• **Prompt**
Give back the listing underneath, unchanged and complete.

• **Source information**
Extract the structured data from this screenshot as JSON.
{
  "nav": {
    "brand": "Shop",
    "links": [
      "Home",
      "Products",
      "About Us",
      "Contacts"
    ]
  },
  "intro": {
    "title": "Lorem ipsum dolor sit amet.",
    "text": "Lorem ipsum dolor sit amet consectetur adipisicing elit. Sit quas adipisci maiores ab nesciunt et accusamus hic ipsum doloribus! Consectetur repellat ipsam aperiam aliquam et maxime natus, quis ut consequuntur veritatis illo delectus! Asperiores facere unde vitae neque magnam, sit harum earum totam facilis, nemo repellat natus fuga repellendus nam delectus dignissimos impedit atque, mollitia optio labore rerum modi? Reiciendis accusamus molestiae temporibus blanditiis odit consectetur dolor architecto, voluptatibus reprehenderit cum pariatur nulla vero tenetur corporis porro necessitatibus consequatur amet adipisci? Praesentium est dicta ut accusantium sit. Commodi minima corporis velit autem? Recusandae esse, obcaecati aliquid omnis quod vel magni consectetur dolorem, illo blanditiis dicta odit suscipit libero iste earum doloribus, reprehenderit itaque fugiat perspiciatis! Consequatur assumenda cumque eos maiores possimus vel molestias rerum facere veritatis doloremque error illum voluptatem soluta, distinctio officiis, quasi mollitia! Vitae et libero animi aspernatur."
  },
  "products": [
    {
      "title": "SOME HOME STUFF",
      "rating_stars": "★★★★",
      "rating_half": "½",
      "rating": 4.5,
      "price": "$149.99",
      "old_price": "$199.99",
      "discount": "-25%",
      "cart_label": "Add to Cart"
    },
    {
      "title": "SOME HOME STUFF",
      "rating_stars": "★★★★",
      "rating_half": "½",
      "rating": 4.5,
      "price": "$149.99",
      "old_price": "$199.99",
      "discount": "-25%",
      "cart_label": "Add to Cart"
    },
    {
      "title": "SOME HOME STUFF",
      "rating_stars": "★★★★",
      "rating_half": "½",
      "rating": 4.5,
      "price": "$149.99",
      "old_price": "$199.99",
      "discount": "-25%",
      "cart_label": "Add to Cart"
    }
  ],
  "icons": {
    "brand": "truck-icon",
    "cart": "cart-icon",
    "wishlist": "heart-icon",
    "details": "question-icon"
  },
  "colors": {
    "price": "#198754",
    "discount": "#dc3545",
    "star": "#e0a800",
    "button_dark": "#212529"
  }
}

• **Result of the task**
Extract the structured data from this screenshot as JSON.
{
  "nav": {
    "brand": "Shop",
    "links": [
      "Home",
      "Products",
      "About Us",
      "Contacts"
    ]
  },
  "intro": {
    "title": "Lorem ipsum dolor sit amet.",
    "text": "Lorem ipsum dolor sit amet consectetur adipisicing elit. Sit quas adipisci maiores ab nesciunt et accusamus hic ipsum doloribus! Consectetur repellat ipsam aperiam aliquam et maxime natus, quis ut consequuntur veritatis illo delectus! Asperiores facere unde vitae neque magnam, sit harum earum totam facilis, nemo repellat natus fuga repellendus nam delectus dignissimos impedit atque, mollitia optio labore rerum modi? Reiciendis accusamus molestiae temporibus blanditiis odit consectetur dolor architecto, voluptatibus reprehenderit cum pariatur nulla vero tenetur corporis porro necessitatibus consequatur amet adipisci? Praesentium est dicta ut accusantium sit. Commodi minima corporis velit autem? Recusandae esse, obcaecati aliquid omnis quod vel magni consectetur dolorem, illo blanditiis dicta odit suscipit libero iste earum doloribus, reprehenderit itaque fugiat perspiciatis! Consequatur assumenda cumque eos maiores possimus vel molestias rerum facere veritatis doloremque error illum voluptatem soluta, distinctio officiis, quasi mollitia! Vitae et libero animi aspernatur."
  },
  "products": [
    {
      "title": "SOME HOME STUFF",
      "rating_stars": "★★★★",
      "rating_half": "½",
      "rating": 4.5,
      "price": "$149.99",
      "old_price": "$199.99",
      "discount": "-25%",
      "cart_label": "Add to Cart"
    },
    {
      "title": "SOME HOME STUFF",
      "rating_stars": "★★★★",
      "rating_half": "½",
      "rating": 4.5,
      "price": "$149.99",
      "old_price": "$199.99",
      "discount": "-25%",
      "cart_label": "Add to Cart"
    },
    {
      "title": "SOME HOME STUFF",
      "rating_stars": "★★★★",
      "rating_half": "½",
      "rating": 4.5,
      "price": "$149.99",
      "old_price": "$199.99",
      "discount": "-25%",
      "cart_label": "Add to Cart"
    }
  ],
  "icons": {
    "brand": "truck-icon",
    "cart": "cart-icon",
    "wishlist": "heart-icon",
    "details": "question-icon"
  },
  "colors": {
    "price": "#198754",
    "discount": "#dc3545",
    "star": "#e0a800",
    "button_dark": "#212529"
  }
}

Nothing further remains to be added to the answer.